What is Ransomware?

By Joshua Gambrill
IT Manager
23 August 2021
  • IT
  • Technology
  • Cyber security

Labour has recently introduced a bill to parliament which would require all organisations over $10m turnover to notify the Australian Cyber Security Centre before they pay a ransom to recover access to their files, so what is Ransomware?

Ransomware is software which prevents an organisation from accessing some or all of their data until an amount is paid to the people who are holding the data hostage. There are a number of different methods attackers can use to infect systems, but the intention is always the same — block access to files and make an organisation pay to restore access rather than lose valuable information. In more recent cases, attackers have threatened to release confidential information or intellectual property to competitors or the public to prevent the organisation from simply restoring backups and not paying.

How do you become a victim of a Ransomware attack?

In general there are three main methods used to hold files hostage — malicious software, phishing scams and remote access.

  1. Malicious software — Malicious software was previously the most common attack method. Generally this software came in the form of an email or link. The software encrypted every file on your computer and/or network and would include instructions on how to pay to get the files unlocked. While this does still happen most modern anti-virus products are generally quite effective at blocking this type of attack so phishing scams and remote access have become more popular.
  2. Phishing scams — In general the aim of a phishing scam is to send a legitimate looking message (email, sms, voicemail, zoom etc.) which encourages a user to provide usernames and/or passwords. These usernames and passwords can be used for a variety of purposes but some of the most common are Ransomware, theft of cash and theft of personal information. In their use of Ransomware the usernames and passwords can be used to connect to an organisations network in the same way a user would when working from home.
  3. Remote access — The COVID-19 pandemic brought many opporutunities to work differently and this was no different for Ransomware. With the rise in working from home and the sometimes rushed out nature of remote access solutions, there has been an increase in attackers exploiting vulnerabilities or using stolen credentials (see phishing scams above) to access an organisations network. These attacks can be some of the most damaging and difficult to recover from as the attacker can take their time looking around the network, documenting the software and systems in place and planning the attack for maximum effectiveness. These attackers will often identify the backup location first and ensure the backups are made unavailable along with the rest of the environment to make restoring from backup more difficult than paying the ransom.

What can I do to prevent Ransomware?

Especially with the remote access attack above, Ransomware attacks can be very hard to detect and stop outright. If the attacker has enough time and resources to focus on your specific organisation, for an extended period there is a possibility they will gain access. For most small and medium organisations, having a few basic items in place can make your organisation a lot less attractive target for attackers. Things like: multi-factor authentication, building good password policies (including password blacklists to prevent people using Password01), locking down remote access to only those who need it and keeping software and systems up to date, are all simple steps that make access for attackers much more difficult.

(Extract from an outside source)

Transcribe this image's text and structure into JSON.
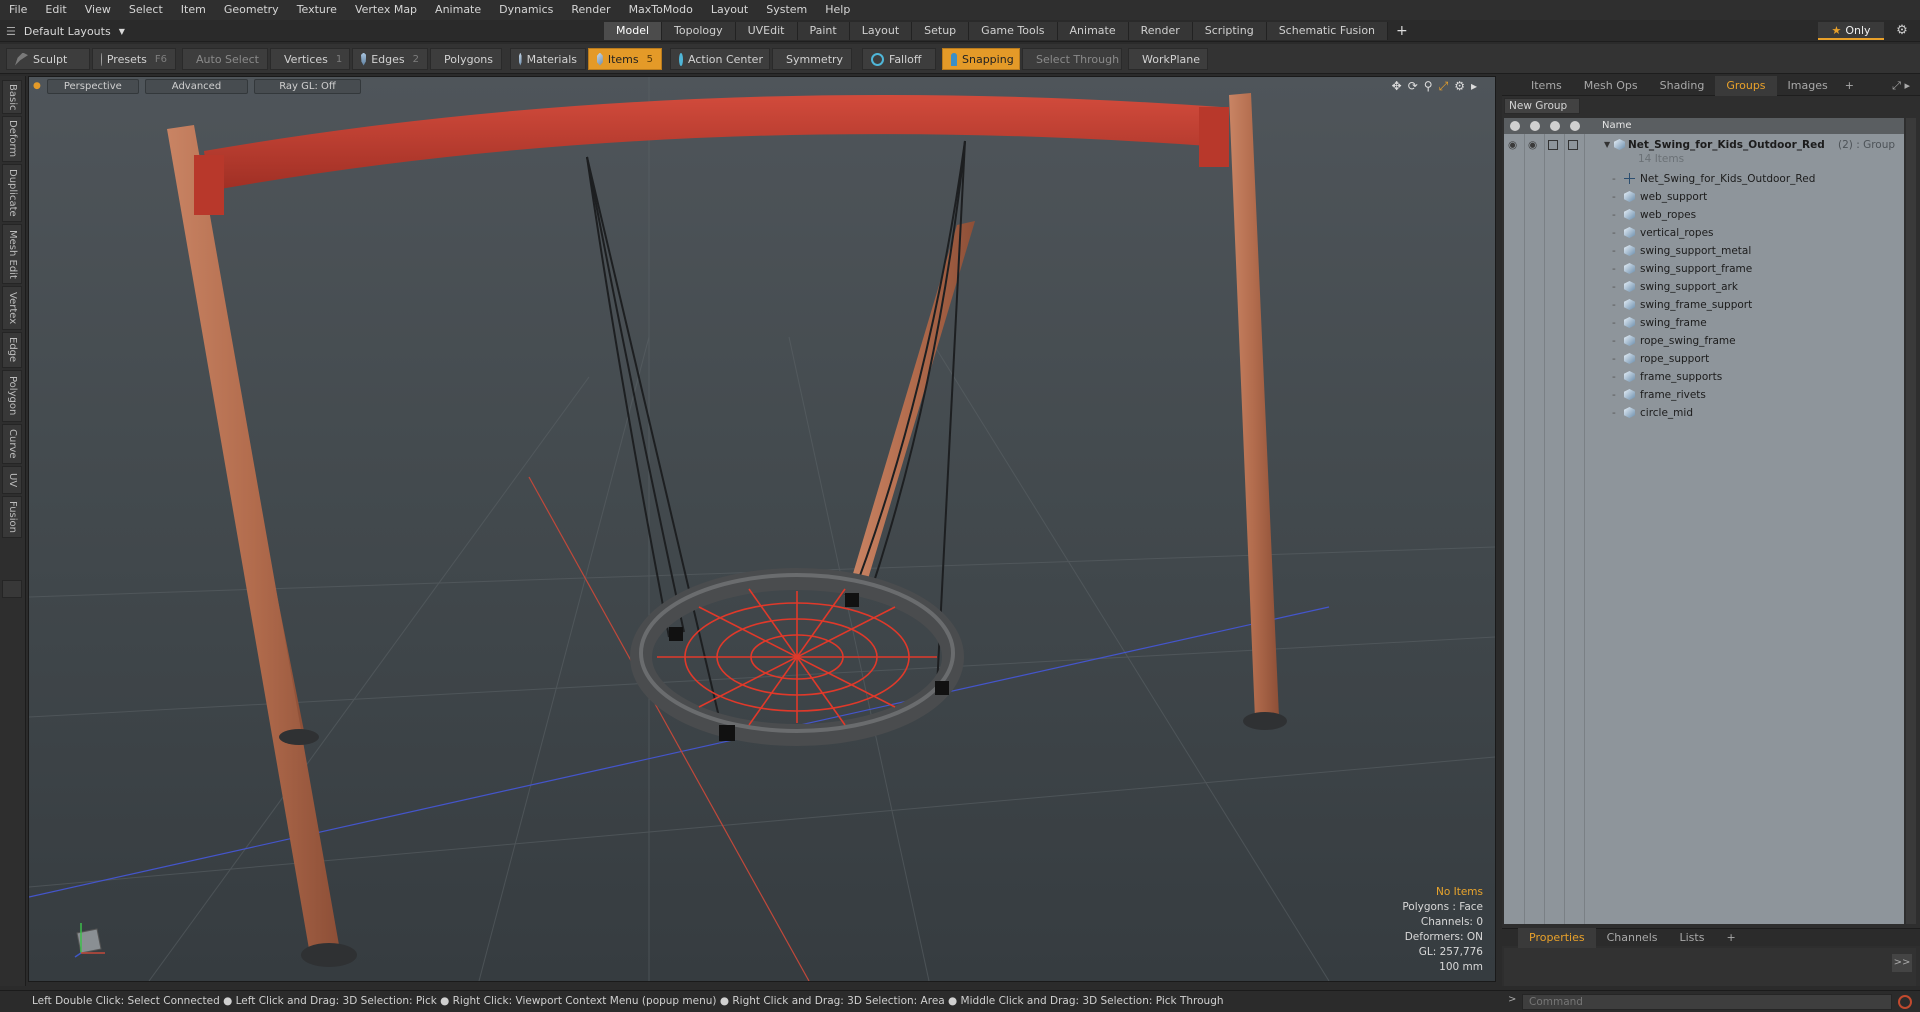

In addition, ensuring backups are not accessible on the organisation’s network can provide a recovery path if you are attacked.

As with any business risk there is a trade-off between the likelihood, the value of the data your organisation stores, the cost of downtime and the cost of prevention but, the cost of a successful Ransomware attack can quickly add up even if you don’t pay the ransom.

How can PKF help?

Prevention: PKF have worked with several clients around providing an independent review of the IT design and technology in place and advised on where it can be improved to provide more resilience and visibility over things like Ransomware.

Cure: We have also assisted organisations work with their existing IT providers after an incident has occurred to provide assistance with the recovery and post incident reviews to see where processes and technology can be improved to prevent future incidents.

Get in touch with our team today to see how you can get better protected.